### Dataset records
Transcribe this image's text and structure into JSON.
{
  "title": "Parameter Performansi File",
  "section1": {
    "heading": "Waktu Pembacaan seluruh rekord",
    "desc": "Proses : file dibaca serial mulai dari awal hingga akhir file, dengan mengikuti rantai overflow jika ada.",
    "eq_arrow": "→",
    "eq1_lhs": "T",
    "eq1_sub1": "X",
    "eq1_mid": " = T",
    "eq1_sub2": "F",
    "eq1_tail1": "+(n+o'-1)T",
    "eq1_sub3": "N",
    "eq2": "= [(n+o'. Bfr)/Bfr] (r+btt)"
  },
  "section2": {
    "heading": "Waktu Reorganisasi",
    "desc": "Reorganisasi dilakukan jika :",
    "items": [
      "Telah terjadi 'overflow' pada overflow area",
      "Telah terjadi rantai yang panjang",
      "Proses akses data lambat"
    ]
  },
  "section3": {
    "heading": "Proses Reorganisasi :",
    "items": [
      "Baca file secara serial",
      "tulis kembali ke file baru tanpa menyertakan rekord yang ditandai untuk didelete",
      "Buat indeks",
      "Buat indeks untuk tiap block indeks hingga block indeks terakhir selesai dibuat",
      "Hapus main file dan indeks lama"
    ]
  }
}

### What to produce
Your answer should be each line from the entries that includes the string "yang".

### Solution below
      "Telah terjadi rantai yang panjang",
      "tulis kembali ke file baru tanpa menyertakan rekord yang ditandai untuk didelete",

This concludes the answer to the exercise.